  1. Repeat steps 2-4 on the opposite side of the ball, again adding 4 squares in the first circle, followed by 8 each in the following 2 circles, until fabric/paper squares nearly meet in the middle and you can see only a narrow band of Styrofoam circling the center of the ball.  (See images below.)

side one and side two meet in the middle

  1. Pin 8 inch strip of ribbon (5/8 inch wide) around the middle of the ball to cover pins.

secure one end of ribbon with two pins

where ends meet secure with two more pins

  1. Add optional ¼ ribbon over the 5/8 inch ribbon to create layered effect and pin in place.

secure quarter-inch ribbon on either end with pin

  1. Attach ribbon to form bow on top in desired pattern and color.  Secure with pins.  I usually use two colors, applied in opposite directions and crossed in the center.

attach first half of bow in the same direction as 5/8 inch ribbon

attach the second perpendicular to the first

  1. Secure loop for hanging with decorative beads and pin.

loop attached with pin

decorative bead finishes the top

  1. Pin optional decorative beads in the center of the smallest star on either side of ornament.

feed bead onto straight pin

finished ornament

(Note:  I would make a number of ornaments with fabric before proceeding to paper, which is more difficult to manage.)

Will you rethink your ethic of giving this Christmas?  Do you have a holiday ecology?

Haiti’s Greatest Gift: notes on the nature of giving

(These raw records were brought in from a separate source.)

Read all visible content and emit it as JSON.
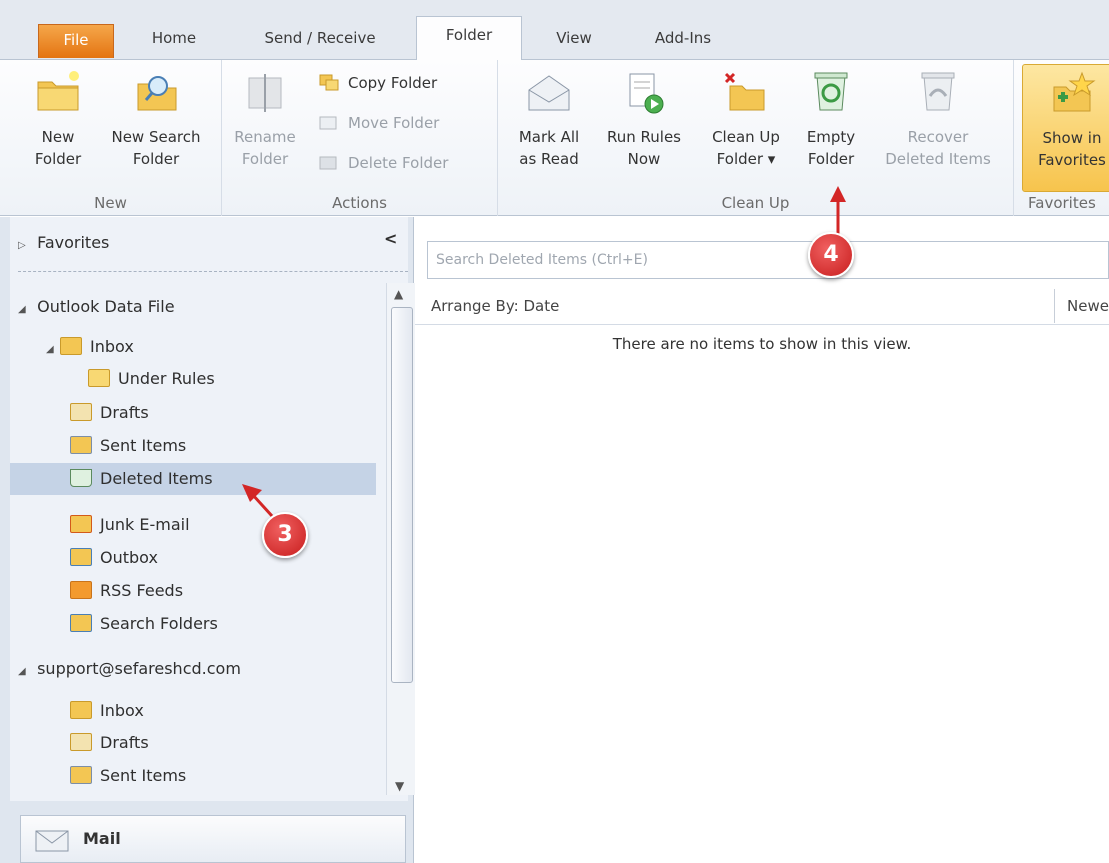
{
  "tabs": [
    "File",
    "Home",
    "Send / Receive",
    "Folder",
    "View",
    "Add-Ins"
  ],
  "ribbon": {
    "new_group": {
      "label": "New",
      "new_folder": [
        "New",
        "Folder"
      ],
      "new_search_folder": [
        "New Search",
        "Folder"
      ]
    },
    "actions_group": {
      "label": "Actions",
      "rename_folder": [
        "Rename",
        "Folder"
      ],
      "copy_folder": "Copy Folder",
      "move_folder": "Move Folder",
      "delete_folder": "Delete Folder"
    },
    "cleanup_group": {
      "label": "Clean Up",
      "mark_all_read": [
        "Mark All",
        "as Read"
      ],
      "run_rules_now": [
        "Run Rules",
        "Now"
      ],
      "clean_up_folder": [
        "Clean Up",
        "Folder ▾"
      ],
      "empty_folder": [
        "Empty",
        "Folder"
      ],
      "recover_deleted": [
        "Recover",
        "Deleted Items"
      ]
    },
    "favorites_group": {
      "label": "Favorites",
      "show_in_favorites": [
        "Show in",
        "Favorites"
      ]
    }
  },
  "nav": {
    "favorites": "Favorites",
    "collapse_glyph": "<",
    "outlook_data_file": "Outlook Data File",
    "items": {
      "inbox": "Inbox",
      "under_rules": "Under Rules",
      "drafts": "Drafts",
      "sent_items": "Sent Items",
      "deleted_items": "Deleted Items",
      "junk": "Junk E-mail",
      "outbox": "Outbox",
      "rss": "RSS Feeds",
      "search_folders": "Search Folders"
    },
    "account": "support@sefareshcd.com",
    "account_items": {
      "inbox": "Inbox",
      "drafts": "Drafts",
      "sent_items": "Sent Items"
    },
    "mail_button": "Mail"
  },
  "main": {
    "search_placeholder": "Search Deleted Items (Ctrl+E)",
    "arrange_by": "Arrange By: Date",
    "sort": "Newe",
    "empty_message": "There are no items to show in this view."
  },
  "callouts": {
    "three": "3",
    "four": "4"
  },
  "colors": {
    "file_tab": "#e47412",
    "callout": "#d32626",
    "selected": "#c5d3e6"
  }
}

It amazes me how often Haiti is a study in extremes, not only between the most obvious of oppositions: rich/poor, white/black, have’s/have-not’s—but also between the more subtle and insidious of extremes—the ones I notice once I’ve returned to the US and realized all over again just how much we as Americans have and just how much the people of Haiti don’t.

I understood this even more clearly yesterday when I thought about how well “we-with-the-leisure-to-read-blogs” have it, that one of our biggest anxieties during the Holiday Season is the worry over whether we’ve gotten Uncle Joe or Cousin Rita just the right gift—from perfect stocking stuffer to the most ideal of electronics—iPhone, iPad, iPod.  It’s i-ronic just how much “I” is in our gift-giving, how many “me’s.”

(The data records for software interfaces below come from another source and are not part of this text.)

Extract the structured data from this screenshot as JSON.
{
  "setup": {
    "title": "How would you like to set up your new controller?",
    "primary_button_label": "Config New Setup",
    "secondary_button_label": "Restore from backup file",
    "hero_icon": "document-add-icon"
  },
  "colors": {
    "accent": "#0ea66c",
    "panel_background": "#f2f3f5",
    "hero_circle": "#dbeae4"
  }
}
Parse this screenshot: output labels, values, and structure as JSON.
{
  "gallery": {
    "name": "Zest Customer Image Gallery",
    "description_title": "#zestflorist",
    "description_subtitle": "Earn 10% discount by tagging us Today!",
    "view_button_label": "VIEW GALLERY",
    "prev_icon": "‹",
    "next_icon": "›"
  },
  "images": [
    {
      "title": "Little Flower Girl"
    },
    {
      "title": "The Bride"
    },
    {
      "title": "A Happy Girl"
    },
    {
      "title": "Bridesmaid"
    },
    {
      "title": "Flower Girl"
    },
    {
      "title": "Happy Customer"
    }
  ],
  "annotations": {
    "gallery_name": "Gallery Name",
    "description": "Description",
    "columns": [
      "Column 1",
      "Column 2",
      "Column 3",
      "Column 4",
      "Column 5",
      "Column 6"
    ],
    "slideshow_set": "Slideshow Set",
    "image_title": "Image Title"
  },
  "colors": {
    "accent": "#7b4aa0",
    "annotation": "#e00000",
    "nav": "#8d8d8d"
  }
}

I realized that the leisure and disposable income gift-giving presumes suggest profound things about these two countries I now call home.  Namely, if we have the time and energy, not to mention the funds, to spend on gifts, then we obviously aren’t worrying about keeping our children safe from cholera, aren’t worrying where our next meal might come from, aren’t worrying how we’ll keep our babies dry during the rain at night, the torrential downpours that turn the floors of our tents into pools of liquid, dripping mud.

However, sometimes I think that my graphic, black and white drawings, even my poems, express something about the extremes of Haiti that these well-chosen words of explanation fail to communicate.  So in closing, I offer some recent, some not-so-recent drawings that try to articulate in ways these words do not—the kinds of graphic contrasts that keep me awake at night—not only in Haiti—but in other places, as well.  Below the images are used to punctuate a poem I wrote some years ago, one written in the voice of someone displaced, alienated, alone—someone struggling to climb up out of endlessly hopeless circumstances, someone not unlike the poorest of the poor in Haiti.

On Rattlesnake Mountain

At dusk we lock

                the iron gate 

                                                collecting bones

                bleached in tufts of matted grass

                scaffolding the bluff

I insist on picking them

                a carcassed bouquet

                                                of cow bone

                picketting our path

                back up the crooked slope

Eye sockets shape

                a separate ascent

                                                dead leaves

                thicken the air

                like smoke

The moths are tongueless

                it’s simple to blame

                                                the mothers

                their beaks vacant as stairs

                I climb a thicket ofdry sticks

(For a more light-hearted and truly hysterical look at the holiday, I suggest you read today’s post on “The Ramblings.”  Tori’s comment  helped me gain some of the insights I share here.)